Treating liver failure without the need for transplants could be the future, if developments from a new discovery by researchers at King’s College in London progresses as per plan.

The researchers using single cell RNA sequencing have been able to identify a type of cell that may be able to regenerate liver tissue. The newly discovered cell, called a hepatobiliary hybrid progenitor (HHyP), forms during our early development in the womb. Surprisingly, HHyP also persist in small quantities in adult livers and these cells can grow into the two main cell types of the adult liver (Hepatocytes and Cholangiocytes) giving HHyPs stem cell like properties.

For the first time, the scientists found that cells with true stem cell like properties exist in the human liver.The HHyPs were found to resemble mouse stem cells which have been found to rapidly repair mice liver following major injury, such as occurs in cirrhosis. These cells could also provide a wide range of regenerative medicine applications for treating liver disease, including the possibility of bypassing the need for liver transplants.

Liver disease can be caused by lifestyle issues such as obesity, viruses, alcohol misuse or by non-lifestyle issues such as autoimmune and genetic mediated disease. Symptoms of liver disease include jaundice, itching and feelings of weakness and tiredness and in more severe cases, cirrhosis. The only treatment for severe liver diseases at present is a liver transplant which can lead to a lifetime of complications and for which the need for donor organs greatly outweighs the increasing demands.

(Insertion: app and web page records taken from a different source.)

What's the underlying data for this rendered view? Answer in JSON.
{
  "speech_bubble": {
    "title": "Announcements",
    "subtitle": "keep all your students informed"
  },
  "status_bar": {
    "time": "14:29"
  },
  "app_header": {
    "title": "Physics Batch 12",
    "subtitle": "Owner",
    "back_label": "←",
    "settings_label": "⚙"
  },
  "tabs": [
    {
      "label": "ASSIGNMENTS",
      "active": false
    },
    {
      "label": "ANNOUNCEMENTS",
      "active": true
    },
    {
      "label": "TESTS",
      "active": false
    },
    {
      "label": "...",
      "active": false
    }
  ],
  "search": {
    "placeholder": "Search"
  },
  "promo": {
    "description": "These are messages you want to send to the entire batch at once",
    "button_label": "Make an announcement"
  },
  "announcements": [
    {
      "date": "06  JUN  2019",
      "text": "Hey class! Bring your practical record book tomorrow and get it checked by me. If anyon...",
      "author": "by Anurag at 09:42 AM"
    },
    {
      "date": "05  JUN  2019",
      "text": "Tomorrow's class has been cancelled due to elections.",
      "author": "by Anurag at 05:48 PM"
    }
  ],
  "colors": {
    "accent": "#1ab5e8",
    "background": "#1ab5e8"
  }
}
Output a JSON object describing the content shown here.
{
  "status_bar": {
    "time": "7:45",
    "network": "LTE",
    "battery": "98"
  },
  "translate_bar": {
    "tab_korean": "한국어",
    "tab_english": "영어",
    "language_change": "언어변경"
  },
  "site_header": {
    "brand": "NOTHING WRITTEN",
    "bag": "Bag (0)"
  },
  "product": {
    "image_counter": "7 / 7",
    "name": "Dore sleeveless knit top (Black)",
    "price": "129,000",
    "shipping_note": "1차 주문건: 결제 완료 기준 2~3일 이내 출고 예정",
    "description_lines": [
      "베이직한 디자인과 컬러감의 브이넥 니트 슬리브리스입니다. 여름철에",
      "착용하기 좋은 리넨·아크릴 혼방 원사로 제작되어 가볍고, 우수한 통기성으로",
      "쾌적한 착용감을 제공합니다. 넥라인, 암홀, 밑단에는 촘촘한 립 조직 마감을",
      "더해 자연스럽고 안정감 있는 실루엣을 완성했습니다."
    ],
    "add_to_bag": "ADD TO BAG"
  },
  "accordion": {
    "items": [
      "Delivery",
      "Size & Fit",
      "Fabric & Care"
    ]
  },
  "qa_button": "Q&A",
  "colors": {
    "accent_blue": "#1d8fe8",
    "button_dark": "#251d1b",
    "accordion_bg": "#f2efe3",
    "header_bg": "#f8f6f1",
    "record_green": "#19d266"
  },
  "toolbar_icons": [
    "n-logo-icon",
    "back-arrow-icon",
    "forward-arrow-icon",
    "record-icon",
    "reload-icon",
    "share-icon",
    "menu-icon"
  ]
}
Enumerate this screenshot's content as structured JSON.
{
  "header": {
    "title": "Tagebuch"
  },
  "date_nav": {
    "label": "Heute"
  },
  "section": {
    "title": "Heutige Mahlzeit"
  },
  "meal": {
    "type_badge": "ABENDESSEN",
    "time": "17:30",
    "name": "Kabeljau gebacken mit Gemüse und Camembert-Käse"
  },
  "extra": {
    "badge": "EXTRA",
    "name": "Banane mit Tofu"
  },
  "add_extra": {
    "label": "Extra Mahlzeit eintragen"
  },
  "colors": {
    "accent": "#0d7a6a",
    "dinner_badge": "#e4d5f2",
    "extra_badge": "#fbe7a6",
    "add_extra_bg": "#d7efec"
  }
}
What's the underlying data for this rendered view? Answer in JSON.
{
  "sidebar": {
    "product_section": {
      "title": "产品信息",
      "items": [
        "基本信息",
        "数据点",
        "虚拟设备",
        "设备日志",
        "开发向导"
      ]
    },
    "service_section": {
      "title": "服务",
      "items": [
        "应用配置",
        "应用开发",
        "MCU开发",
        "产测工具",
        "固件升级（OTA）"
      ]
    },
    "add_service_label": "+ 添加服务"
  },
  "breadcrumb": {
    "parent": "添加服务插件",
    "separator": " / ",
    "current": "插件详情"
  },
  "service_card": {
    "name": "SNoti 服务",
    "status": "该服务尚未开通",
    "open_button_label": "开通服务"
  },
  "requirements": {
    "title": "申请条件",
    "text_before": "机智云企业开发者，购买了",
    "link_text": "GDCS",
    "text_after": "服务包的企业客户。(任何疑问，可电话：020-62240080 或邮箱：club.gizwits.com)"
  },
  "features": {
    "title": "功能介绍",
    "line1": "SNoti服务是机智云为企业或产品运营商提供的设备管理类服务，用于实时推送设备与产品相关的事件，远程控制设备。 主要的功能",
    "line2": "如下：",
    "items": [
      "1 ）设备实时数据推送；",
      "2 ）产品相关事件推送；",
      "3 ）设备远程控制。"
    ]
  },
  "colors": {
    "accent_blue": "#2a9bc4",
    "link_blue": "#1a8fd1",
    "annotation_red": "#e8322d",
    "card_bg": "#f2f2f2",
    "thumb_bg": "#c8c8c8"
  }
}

The researcher said that they now needed to unlock the recipe for converting pluripotent stem cells into HHyPs so that they could transplant those cells into patients at will. In the longer term, they will also be working to see if it is possible to reprogram HHyPs within the body using traditional pharmacological drugs to repair diseased livers without either cell or organ transplantation.